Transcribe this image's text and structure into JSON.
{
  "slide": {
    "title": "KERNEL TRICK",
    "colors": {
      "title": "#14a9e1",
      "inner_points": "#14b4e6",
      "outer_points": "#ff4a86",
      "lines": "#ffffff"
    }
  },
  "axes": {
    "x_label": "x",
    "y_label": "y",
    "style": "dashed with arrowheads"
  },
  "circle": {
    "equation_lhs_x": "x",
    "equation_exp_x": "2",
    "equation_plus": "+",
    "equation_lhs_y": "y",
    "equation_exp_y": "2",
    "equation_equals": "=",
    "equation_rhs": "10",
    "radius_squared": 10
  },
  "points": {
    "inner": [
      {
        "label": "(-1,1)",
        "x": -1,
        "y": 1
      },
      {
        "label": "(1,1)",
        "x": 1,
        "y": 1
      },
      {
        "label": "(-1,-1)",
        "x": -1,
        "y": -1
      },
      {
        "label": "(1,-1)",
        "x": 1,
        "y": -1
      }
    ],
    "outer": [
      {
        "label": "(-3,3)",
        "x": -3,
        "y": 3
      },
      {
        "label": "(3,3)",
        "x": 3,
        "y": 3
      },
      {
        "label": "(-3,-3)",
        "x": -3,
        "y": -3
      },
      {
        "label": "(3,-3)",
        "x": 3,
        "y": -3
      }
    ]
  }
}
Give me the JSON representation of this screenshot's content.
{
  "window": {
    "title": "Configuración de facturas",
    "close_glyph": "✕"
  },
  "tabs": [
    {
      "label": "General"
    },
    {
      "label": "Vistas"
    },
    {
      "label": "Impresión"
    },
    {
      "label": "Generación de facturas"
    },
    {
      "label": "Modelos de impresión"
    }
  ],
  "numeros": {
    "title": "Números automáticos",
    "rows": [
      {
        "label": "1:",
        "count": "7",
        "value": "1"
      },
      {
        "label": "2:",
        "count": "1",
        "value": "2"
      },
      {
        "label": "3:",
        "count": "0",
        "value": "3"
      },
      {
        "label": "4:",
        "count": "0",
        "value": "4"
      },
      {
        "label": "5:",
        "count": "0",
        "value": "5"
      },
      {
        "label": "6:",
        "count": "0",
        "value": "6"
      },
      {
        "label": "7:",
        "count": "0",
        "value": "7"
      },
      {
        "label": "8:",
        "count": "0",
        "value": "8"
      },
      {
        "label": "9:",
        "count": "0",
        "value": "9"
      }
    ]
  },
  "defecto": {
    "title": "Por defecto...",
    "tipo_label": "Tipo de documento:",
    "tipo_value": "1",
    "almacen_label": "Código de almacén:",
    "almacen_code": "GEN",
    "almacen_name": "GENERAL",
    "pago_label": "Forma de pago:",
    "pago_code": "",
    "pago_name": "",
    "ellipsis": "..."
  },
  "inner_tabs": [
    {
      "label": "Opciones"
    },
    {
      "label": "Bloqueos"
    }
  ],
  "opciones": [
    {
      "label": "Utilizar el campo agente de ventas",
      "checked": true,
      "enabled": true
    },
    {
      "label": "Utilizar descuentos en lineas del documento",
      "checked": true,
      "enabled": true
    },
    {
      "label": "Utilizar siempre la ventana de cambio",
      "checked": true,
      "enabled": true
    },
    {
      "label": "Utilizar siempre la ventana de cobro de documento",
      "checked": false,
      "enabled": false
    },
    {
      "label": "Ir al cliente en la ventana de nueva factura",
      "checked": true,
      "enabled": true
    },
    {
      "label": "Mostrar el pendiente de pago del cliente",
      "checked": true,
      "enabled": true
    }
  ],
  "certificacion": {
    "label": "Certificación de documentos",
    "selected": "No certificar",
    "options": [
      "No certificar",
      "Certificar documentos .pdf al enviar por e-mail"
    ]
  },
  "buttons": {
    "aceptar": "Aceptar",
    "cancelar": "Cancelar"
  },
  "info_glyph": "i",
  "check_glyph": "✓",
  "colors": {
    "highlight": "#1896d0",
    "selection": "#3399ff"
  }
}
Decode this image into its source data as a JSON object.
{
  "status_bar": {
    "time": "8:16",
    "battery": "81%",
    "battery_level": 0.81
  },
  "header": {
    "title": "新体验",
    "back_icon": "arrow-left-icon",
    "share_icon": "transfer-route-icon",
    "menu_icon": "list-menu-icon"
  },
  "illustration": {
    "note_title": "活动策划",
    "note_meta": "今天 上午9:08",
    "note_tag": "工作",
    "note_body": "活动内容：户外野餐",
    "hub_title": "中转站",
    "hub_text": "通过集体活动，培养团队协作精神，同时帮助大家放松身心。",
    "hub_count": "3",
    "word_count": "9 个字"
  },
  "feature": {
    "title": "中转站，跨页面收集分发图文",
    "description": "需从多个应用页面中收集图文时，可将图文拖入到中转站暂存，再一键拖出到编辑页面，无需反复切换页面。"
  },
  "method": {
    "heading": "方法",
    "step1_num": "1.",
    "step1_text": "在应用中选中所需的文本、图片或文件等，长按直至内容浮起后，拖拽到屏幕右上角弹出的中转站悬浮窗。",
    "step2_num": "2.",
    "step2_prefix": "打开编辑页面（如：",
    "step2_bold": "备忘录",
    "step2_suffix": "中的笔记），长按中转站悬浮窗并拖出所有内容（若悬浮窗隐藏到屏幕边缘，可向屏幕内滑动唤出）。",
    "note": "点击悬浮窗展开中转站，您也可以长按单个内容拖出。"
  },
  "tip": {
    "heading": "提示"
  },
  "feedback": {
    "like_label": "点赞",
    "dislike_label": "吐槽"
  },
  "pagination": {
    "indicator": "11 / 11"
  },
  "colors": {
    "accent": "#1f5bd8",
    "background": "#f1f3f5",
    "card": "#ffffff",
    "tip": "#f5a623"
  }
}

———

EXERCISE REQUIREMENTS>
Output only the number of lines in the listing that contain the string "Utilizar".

FINISHED TASK>
4